Since Google doesn’t automatically normalize speed and performance for what’s common in your area, the score can be ridiculously shocking. However, you can manually turn off the “throttling” via the Chrome Developer Tools version and the Performance score will increase significantly (assuming you’re on a solid high-speed connection and your computer is good). I saw one jump from a 28 to 87 (mobile) and 23 to 83 (desktop). By contrast, all the other scores seem to remain the same.
What about the improvement suggestions?
One of the things they recommend in their ‘Opportunities’ section is utilizing different versions of JPEG (2000 or XR) or an image format called ‘WebP’. Admittedly, I’m by no means a graphics expert, but I think I stay fairly “up” on what’s popular and this is the first time I’ve ever heard of WebP. A little digging showed that it’s a format developed by Google (yeah, you can see where this is going). While it has some nice features, it’s got one teensy-weensy little drawback… it’s not supported at all by Safari or Internet Explorer (as well as some other popular browsers). So, unless you want to dynamically swap out a different version of every image file for incompatible browsers, you’re up a creek.
They also suggest deferring loading of offscreen images to save time. Again, if you were on a 3G connection, this may be very impactful but, in our setting, it really wouldn’t equate to more than a drop in the bucket for most websites. In fact, we took into consideration one of their suggestions (“opportunities”) by deferring below the fold images to load later. It made no measurable impact.
I did mention there are other scores given by Project Lighthouse, so I’ll go into this a little now:
- Suggestions mentioned in the ‘Progressive Web App’ section are more for vanity than anything else.
- The content in ‘Accessibility’ might not be a bad idea but is probably not reason for alarm because, as a small local business, you’re probably not a large target for lawsuits like Target or BestBuy would be. The legality behind the concept of ‘Accessibility’ is so subjective, it’s a prosecuting attorney’s dream. There’s no way to fool-proof it to satisfy the law as there is no official definitive standard.
- The ‘Best Practices’ suggestions I’ve found to be just another example of splitting hairs.
- The ‘SEO’ section is the only portion of this whole thing that it would be fairly easy to score a 100% on.
The Final Word

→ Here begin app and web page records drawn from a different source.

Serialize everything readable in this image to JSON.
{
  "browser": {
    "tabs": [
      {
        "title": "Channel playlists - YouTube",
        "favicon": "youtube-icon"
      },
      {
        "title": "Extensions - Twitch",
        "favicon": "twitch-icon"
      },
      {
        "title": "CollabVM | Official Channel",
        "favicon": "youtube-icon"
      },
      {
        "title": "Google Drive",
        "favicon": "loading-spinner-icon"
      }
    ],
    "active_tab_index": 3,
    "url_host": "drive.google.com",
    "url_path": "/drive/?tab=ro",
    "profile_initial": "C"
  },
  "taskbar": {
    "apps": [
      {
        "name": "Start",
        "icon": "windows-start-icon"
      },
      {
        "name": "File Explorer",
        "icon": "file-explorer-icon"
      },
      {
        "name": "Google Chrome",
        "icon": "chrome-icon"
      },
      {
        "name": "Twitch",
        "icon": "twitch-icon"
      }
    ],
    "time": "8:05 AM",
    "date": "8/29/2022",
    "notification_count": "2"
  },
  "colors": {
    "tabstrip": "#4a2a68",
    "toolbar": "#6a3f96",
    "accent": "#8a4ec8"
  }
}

Remember that this is not the end of the world! Take it with a grain of salt. Google even slams itself with the scores and it’s not going to realistically penalize itself so you can probably feel pretty safe. While a hypothetical 100% score across the board is possible, the site would probably just be blank and not really be of any use to anybody. So, be careful not to “teach to the test” and produce a fast, but worthless, product. Remember, your website was created for your customers’ convenience—not Google’s. Keep all this in mind before you see your new score and start preparing to tar and feather your webmaster.Please address all comments or questions regarding this or any other articles in our newsletter to email@example.com.